Go Shopping! : You can cater this to all different ages. For young children, you can do a 'mock shop' and let them pretend to go shopping in a pretend store (your kitchen). Label certain items with easy to read prices and print some pretend money for them to shop with! For older children, you can let them help you in the actual grocery store with a specific shopping list. You can even set specific spending limits and give a specific amount of items and let them determine what they can afford, etc.
When trying to develop good math students, all avenues should be tried. Parents can make additional progress by allowing children to visit work locations that utilize a lot of math. Children should be exposed to as many careers as possible. Careers in math and even science should be on their list of considerations. Parents should inform children which careers require them to have good math skills.
Elementary teachers and parents play the biggest role in a child's mathematical development, especially from Kindergarten through Fourth Grade. Time spent in school learning math or not learning math can never be replaced. Parents should make sure the elementary math teacher is knowledgeable and is a good teacher.

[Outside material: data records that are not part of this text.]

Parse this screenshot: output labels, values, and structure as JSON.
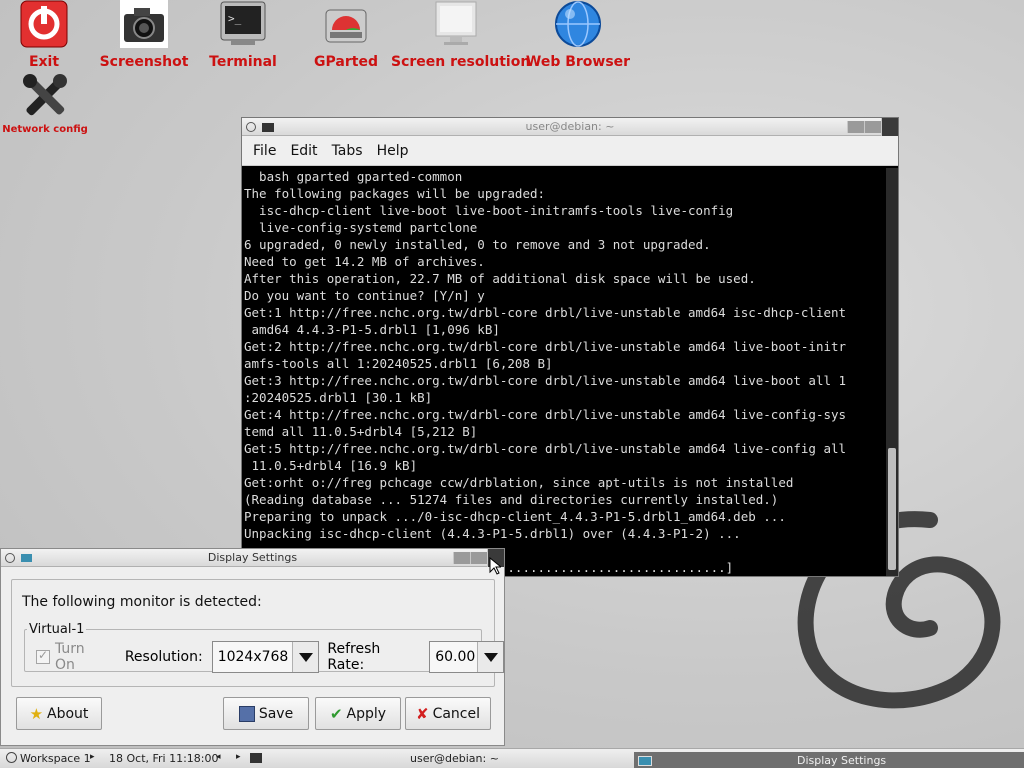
{
  "desktop": {
    "icons": [
      {
        "label": "Exit"
      },
      {
        "label": "Screenshot"
      },
      {
        "label": "Terminal"
      },
      {
        "label": "GParted"
      },
      {
        "label": "Screen resolution"
      },
      {
        "label": "Web Browser"
      },
      {
        "label": "Network config"
      }
    ]
  },
  "terminal": {
    "title": "user@debian: ~",
    "menu": [
      "File",
      "Edit",
      "Tabs",
      "Help"
    ],
    "lines": [
      "  bash gparted gparted-common",
      "The following packages will be upgraded:",
      "  isc-dhcp-client live-boot live-boot-initramfs-tools live-config",
      "  live-config-systemd partclone",
      "6 upgraded, 0 newly installed, 0 to remove and 3 not upgraded.",
      "Need to get 14.2 MB of archives.",
      "After this operation, 22.7 MB of additional disk space will be used.",
      "Do you want to continue? [Y/n] y",
      "Get:1 http://free.nchc.org.tw/drbl-core drbl/live-unstable amd64 isc-dhcp-client",
      " amd64 4.4.3-P1-5.drbl1 [1,096 kB]",
      "Get:2 http://free.nchc.org.tw/drbl-core drbl/live-unstable amd64 live-boot-initr",
      "amfs-tools all 1:20240525.drbl1 [6,208 B]",
      "Get:3 http://free.nchc.org.tw/drbl-core drbl/live-unstable amd64 live-boot all 1",
      ":20240525.drbl1 [30.1 kB]",
      "Get:4 http://free.nchc.org.tw/drbl-core drbl/live-unstable amd64 live-config-sys",
      "temd all 11.0.5+drbl4 [5,212 B]",
      "Get:5 http://free.nchc.org.tw/drbl-core drbl/live-unstable amd64 live-config all",
      " 11.0.5+drbl4 [16.9 kB]",
      "Get:orht o://freg pchcage ccw/drblation, since apt-utils is not installed",
      "(Reading database ... 51274 files and directories currently installed.)",
      "Preparing to unpack .../0-isc-dhcp-client_4.4.3-P1-5.drbl1_amd64.deb ...",
      "Unpacking isc-dhcp-client (4.4.3-P1-5.drbl1) over (4.4.3-P1-2) ...",
      "",
      "                     ...........................................]"
    ]
  },
  "dialog": {
    "title": "Display Settings",
    "detected_text": "The following monitor is detected:",
    "monitor_name": "Virtual-1",
    "turn_on_label": "Turn On",
    "resolution_label": "Resolution:",
    "resolution_value": "1024x768",
    "refresh_label": "Refresh Rate:",
    "refresh_value": "60.00",
    "buttons": {
      "about": "About",
      "save": "Save",
      "apply": "Apply",
      "cancel": "Cancel"
    }
  },
  "taskbar": {
    "workspace": "Workspace 1",
    "datetime": "18 Oct, Fri 11:18:00",
    "task_terminal": "user@debian: ~",
    "task_dialog": "Display Settings"
  },
  "colors": {
    "icon_label": "#cc1111",
    "terminal_bg": "#000000",
    "terminal_fg": "#dcdcdc"
  }
}
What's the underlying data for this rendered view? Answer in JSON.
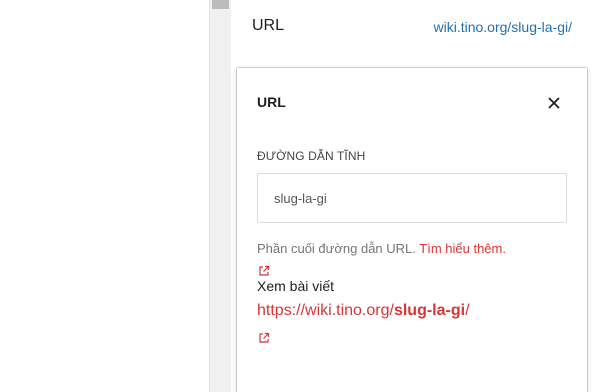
{
  "url_row": {
    "label": "URL",
    "link_text": "wiki.tino.org/slug-la-gi/"
  },
  "popover": {
    "title": "URL",
    "field_label": "ĐƯỜNG DẪN TĨNH",
    "slug_value": "slug-la-gi",
    "help_text": "Phần cuối đường dẫn URL.",
    "help_link": "Tìm hiểu thêm.",
    "view_label": "Xem bài viết",
    "permalink_prefix": "https://wiki.tino.org/",
    "permalink_slug": "slug-la-gi",
    "permalink_suffix": "/"
  },
  "colors": {
    "accent_red": "#d63638",
    "link_blue": "#2271b1"
  },
  "icons": {
    "close": "close-icon",
    "external": "external-link-icon"
  }
}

Learning centers provide many opportunities for integrated learning. While playing in an imaginary grocery store, children learn math through the use of numbers and prices, literacy by recognize familiar labels on foods and develop social skills through role play as the shopper, cashier or manager and develop their physical skills by learning how to arrange cans and groceries in make-up shelves.